When Bhimsen Singh agreed to work on MV Asphalt—a foreign-flagged ship—in 2010, he certainly did not sign up for eating plain boiled rice with salt or chapatti with black tea.

But for four years that was all the seafarer got to survive on after Somalian pirates took over his ship. Singh’s nightmarish ordeals included walking miles just to fetch drinking water and living without electricity deep within Somalian forests with guards who were trained to pull the trigger at the slightest provocation.

“But that was our life,” said Singh, one of the seven Indian seafarers released two weeks ago.

The seafarers initially spent six-and-half months on the ship before being taken to Somalia. In 2011, the pirates released eight crew members and the ship in exchange for ransom running into millions of dollars but held back seven. For these seven seafarers, the only contact to the outside world was a phone call made to their family once every two-three months.

“We were told that we would be released only after some 120 Somalian pirates—captured by India—were released,” said Singh.

Negotiation process

In 2013, the pirates changed their mind and said they wanted ransom instead.

Finally, after long-drawn negotiations, in September 2014, Chirag Bahri of Maritime Piracy Humanitarian Response Programme (MPHRP) got in touch with the seafarers.

MPHRP is an agency funded by shipping and insurance companies, which works for seafarers hit by piracy attacks.

“While this was the longest time spent by Indians in captivity after a piracy attack, there are some Thai seafarers, held captive since April 2010, who are yet to be rescued,” said Bahri, Regional Director-South Asia, MPHRP.

“Release of these seafarers involved ransom, negotiations by London-based law firm HSW, and backend support from many agencies including the Government, though not in the form of money,” shared Bahri, who is himself a piracy attack survivor.

“We do not negotiate with pirates, there are special teams who do so,” said Bahri.
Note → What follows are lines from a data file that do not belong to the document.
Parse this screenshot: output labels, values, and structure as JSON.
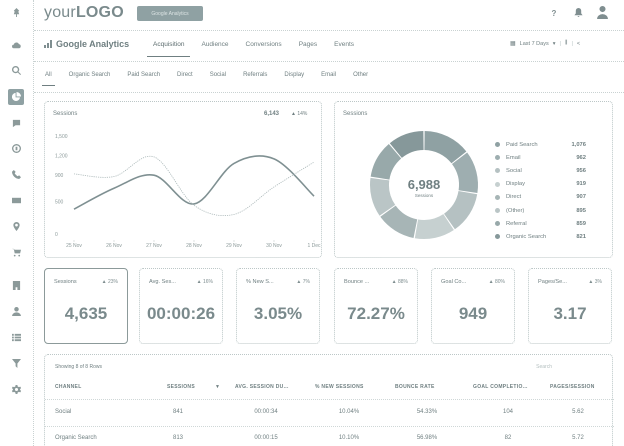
{
  "header": {
    "logo_text_light": "your",
    "logo_text_bold": "LOGO",
    "button_label": "Google Analytics",
    "help_icon": "help-icon",
    "notifications_icon": "bell-icon",
    "avatar_icon": "user-icon"
  },
  "sidebar": {
    "items": [
      {
        "icon": "pin-icon"
      },
      {
        "icon": "cloud-icon"
      },
      {
        "icon": "search-icon"
      },
      {
        "icon": "analytics-icon",
        "active": true
      },
      {
        "icon": "chat-icon"
      },
      {
        "icon": "globe-icon"
      },
      {
        "icon": "phone-icon"
      },
      {
        "icon": "mail-icon"
      },
      {
        "icon": "location-icon"
      },
      {
        "icon": "cart-icon"
      },
      {
        "icon": "building-icon"
      },
      {
        "icon": "person-icon"
      },
      {
        "icon": "list-icon"
      },
      {
        "icon": "filter-icon"
      },
      {
        "icon": "gear-icon"
      }
    ]
  },
  "analytics": {
    "title": "Google Analytics",
    "tabs": [
      "Acquisition",
      "Audience",
      "Conversions",
      "Pages",
      "Events"
    ],
    "active_tab": "Acquisition",
    "date_range": "Last 7 Days"
  },
  "channel_tabs": [
    "All",
    "Organic Search",
    "Paid Search",
    "Direct",
    "Social",
    "Referrals",
    "Display",
    "Email",
    "Other"
  ],
  "line_card": {
    "title": "Sessions",
    "total": "6,143",
    "delta": "▲ 14%"
  },
  "donut_card": {
    "title": "Sessions",
    "center_value": "6,988",
    "center_label": "Sessions",
    "legend": [
      {
        "name": "Paid Search",
        "value": "1,076"
      },
      {
        "name": "Email",
        "value": "962"
      },
      {
        "name": "Social",
        "value": "956"
      },
      {
        "name": "Display",
        "value": "919"
      },
      {
        "name": "Direct",
        "value": "907"
      },
      {
        "name": "(Other)",
        "value": "895"
      },
      {
        "name": "Referral",
        "value": "859"
      },
      {
        "name": "Organic Search",
        "value": "821"
      }
    ]
  },
  "kpis": [
    {
      "label": "Sessions",
      "delta": "▲ 23%",
      "value": "4,635"
    },
    {
      "label": "Avg. Ses...",
      "delta": "▲ 16%",
      "value": "00:00:26"
    },
    {
      "label": "% New S...",
      "delta": "▲ 7%",
      "value": "3.05%"
    },
    {
      "label": "Bounce ...",
      "delta": "▲ 88%",
      "value": "72.27%"
    },
    {
      "label": "Goal Co...",
      "delta": "▲ 80%",
      "value": "949"
    },
    {
      "label": "Pages/Se...",
      "delta": "▲ 3%",
      "value": "3.17"
    }
  ],
  "table": {
    "note": "Showing 8 of 8 Rows",
    "search_placeholder": "Search",
    "columns": [
      "CHANNEL",
      "SESSIONS",
      "AVG. SESSION DU...",
      "% NEW SESSIONS",
      "BOUNCE RATE",
      "GOAL COMPLETIO...",
      "PAGES/SESSION"
    ],
    "rows": [
      [
        "Social",
        "841",
        "00:00:34",
        "10.04%",
        "54.33%",
        "104",
        "5.62"
      ],
      [
        "Organic Search",
        "813",
        "00:00:15",
        "10.10%",
        "56.98%",
        "82",
        "5.72"
      ]
    ]
  },
  "chart_data": [
    {
      "type": "line",
      "title": "Sessions",
      "x": [
        "25 Nov",
        "26 Nov",
        "27 Nov",
        "28 Nov",
        "29 Nov",
        "30 Nov",
        "1 Dec"
      ],
      "ylim": [
        0,
        1500
      ],
      "yticks": [
        "0",
        "500",
        "900",
        "1,200",
        "1,500"
      ],
      "grid": false,
      "series": [
        {
          "values": [
            380,
            700,
            900,
            460,
            1080,
            1150,
            580
          ]
        },
        {
          "values": [
            920,
            880,
            1180,
            440,
            300,
            720,
            1100
          ]
        }
      ]
    },
    {
      "type": "pie",
      "title": "Sessions",
      "labels": [
        "Paid Search",
        "Email",
        "Social",
        "Display",
        "Direct",
        "(Other)",
        "Referral",
        "Organic Search"
      ],
      "values": [
        1076,
        962,
        956,
        919,
        907,
        895,
        859,
        821
      ],
      "colors": [
        "#8fa1a3",
        "#9eaeb0",
        "#b5c1c2",
        "#c6d0d0",
        "#a7b5b6",
        "#bac5c6",
        "#98a9aa",
        "#86989a"
      ],
      "legend": "right"
    }
  ]
}
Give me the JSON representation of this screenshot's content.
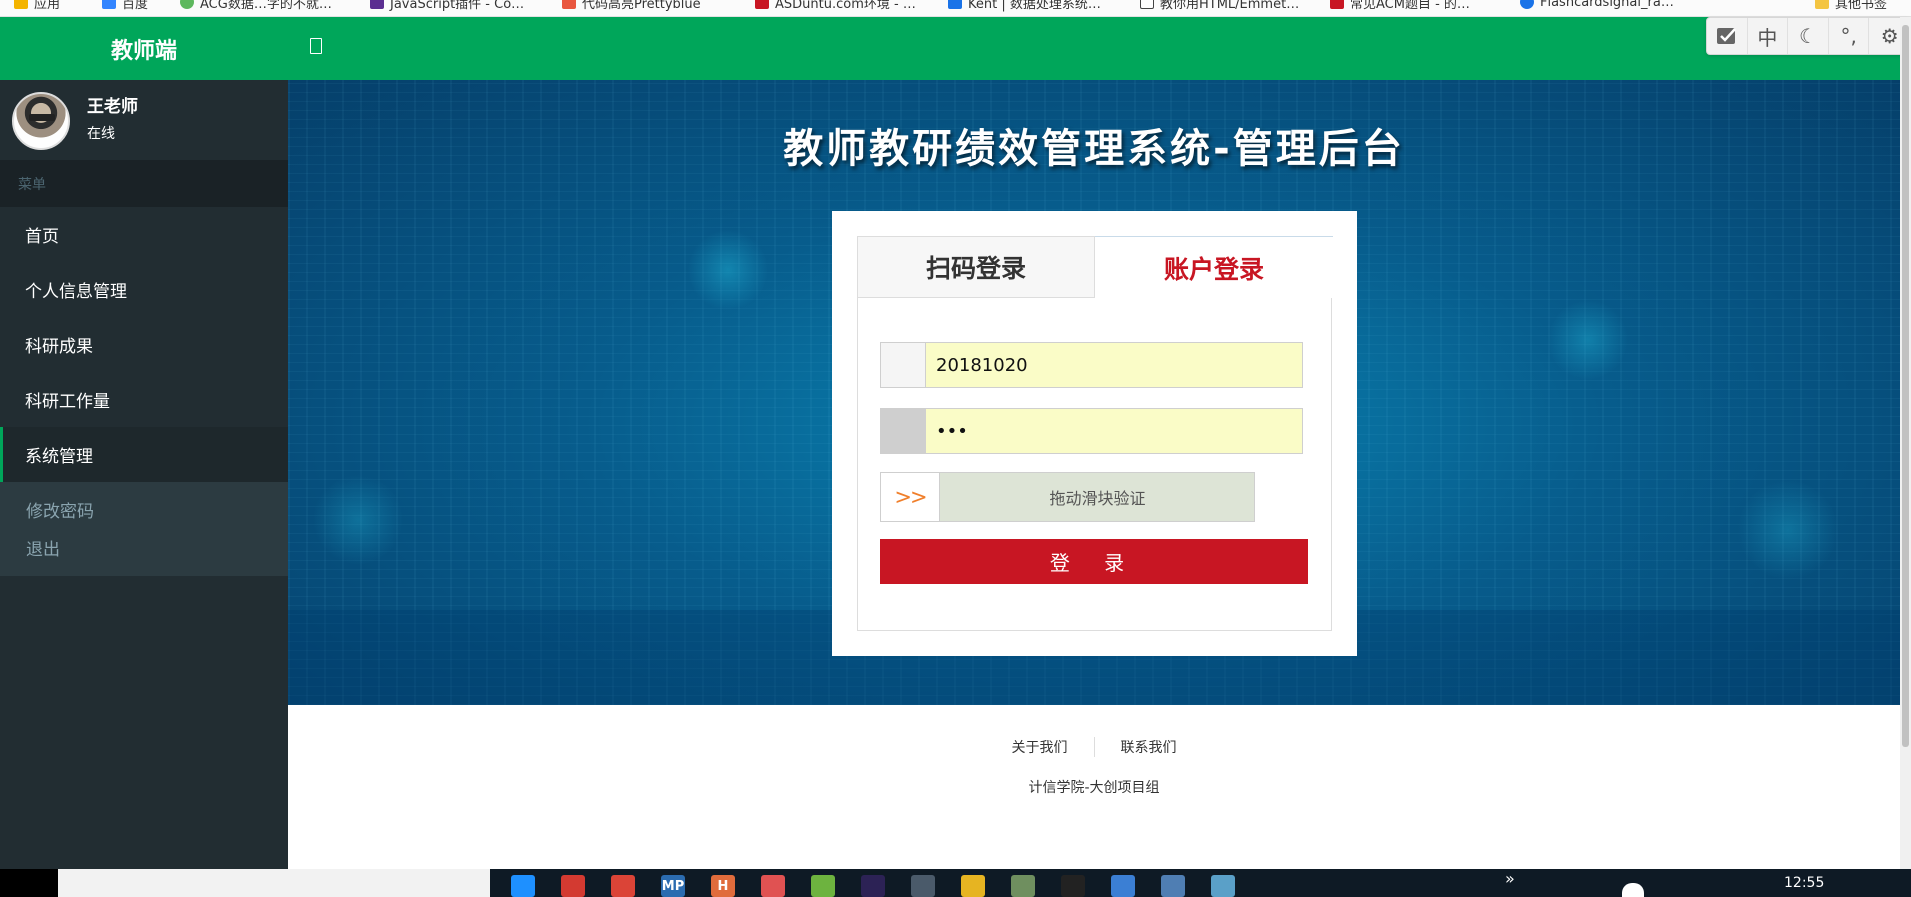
{
  "browser": {
    "bookmarks": [
      {
        "label": "应用",
        "color": "#f4b400"
      },
      {
        "label": "百度",
        "color": "#3385ff"
      },
      {
        "label": "ACG数据…字的不就…",
        "color": "#5eb85e"
      },
      {
        "label": "JavaScript插件 - Co…",
        "color": "#5b2e91"
      },
      {
        "label": "代码高亮Prettyblue",
        "color": "#e9573f"
      },
      {
        "label": "ASDuntu.com环境 - …",
        "color": "#c81623"
      },
      {
        "label": "Kent | 数据处理系统…",
        "color": "#1a73e8"
      },
      {
        "label": "教你用HTML/Emmet…",
        "color": "#444444"
      },
      {
        "label": "常见ACM题目 - 的…",
        "color": "#c81623"
      },
      {
        "label": "Flashcardsignal_ra…",
        "color": "#1a73e8"
      },
      {
        "label": "其他书签",
        "color": "#f4c542"
      }
    ]
  },
  "sidebar": {
    "brand": "教师端",
    "user": {
      "name": "王老师",
      "status": "在线"
    },
    "menu_header": "菜单",
    "items": [
      {
        "label": "首页"
      },
      {
        "label": "个人信息管理"
      },
      {
        "label": "科研成果"
      },
      {
        "label": "科研工作量"
      },
      {
        "label": "系统管理"
      }
    ],
    "active_item": "系统管理",
    "subitems": [
      {
        "label": "修改密码"
      },
      {
        "label": "退出"
      }
    ]
  },
  "header": {
    "toggle_icon": "sidebar-toggle-icon",
    "ime_toolbar": [
      "check",
      "中",
      "moon",
      "punctuation",
      "gear"
    ]
  },
  "hero": {
    "title": "教师教研绩效管理系统-管理后台"
  },
  "login": {
    "tabs": [
      {
        "label": "扫码登录",
        "active": false
      },
      {
        "label": "账户登录",
        "active": true
      }
    ],
    "username_value": "20181020",
    "password_value": "•••",
    "slider_handle": ">>",
    "slider_text": "拖动滑块验证",
    "submit_label": "登 录",
    "accent_color": "#c81623"
  },
  "footer": {
    "links": [
      "关于我们",
      "联系我们"
    ],
    "org": "计信学院-大创项目组"
  },
  "taskbar": {
    "chevron": "»",
    "clock": "12:55",
    "apps": [
      {
        "name": "task-view-icon",
        "label": "",
        "color": "#1e90ff"
      },
      {
        "name": "netease-music-icon",
        "label": "",
        "color": "#d33a31"
      },
      {
        "name": "chrome-icon",
        "label": "",
        "color": "#db4437"
      },
      {
        "name": "mp-icon",
        "label": "MP",
        "color": "#2b6cb0"
      },
      {
        "name": "hbuilder-icon",
        "label": "H",
        "color": "#e06c3c"
      },
      {
        "name": "eraser-icon",
        "label": "",
        "color": "#e05252"
      },
      {
        "name": "spring-icon",
        "label": "",
        "color": "#6db33f"
      },
      {
        "name": "eclipse-icon",
        "label": "",
        "color": "#2c2255"
      },
      {
        "name": "settings-icon",
        "label": "",
        "color": "#4a5a6a"
      },
      {
        "name": "files-icon",
        "label": "",
        "color": "#e6b422"
      },
      {
        "name": "photo-icon",
        "label": "",
        "color": "#6f8f5f"
      },
      {
        "name": "terminal-icon",
        "label": "",
        "color": "#222222"
      },
      {
        "name": "window-icon",
        "label": "",
        "color": "#3b7fd4"
      },
      {
        "name": "mysql-icon",
        "label": "",
        "color": "#4f7eb3"
      },
      {
        "name": "pen-icon",
        "label": "",
        "color": "#5aa0c8"
      }
    ]
  }
}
In some cases where the employers abandon seafarers, MPHRP arranges for funds from partners to send money to the seafarers’ family (about $200 a month).

Second coming

After going through such a traumatic experience, many seafarers including Singh prefer employment on shores or Indian waters.

Last year, the MPHRP helped 14-15 such seafarers find employment in Indian coastal waters.

Reunited with his family after such a long time, Singh is still haunted by the nightmarish experiences of killing 100-odd snakes and being threatened on gunpoint several times. Sharing tales of each others’ families, walking within the eyesight of the captors to kill stress and tire themselves to sleep and cooking for 11 people including the four Somalians guarding them are some of the other memories.

But thankfully, piracy has declined sharply in the past two years—there has not been any hijack since May 2012 in the Indian Ocean after international navies started guarding it.


Original Article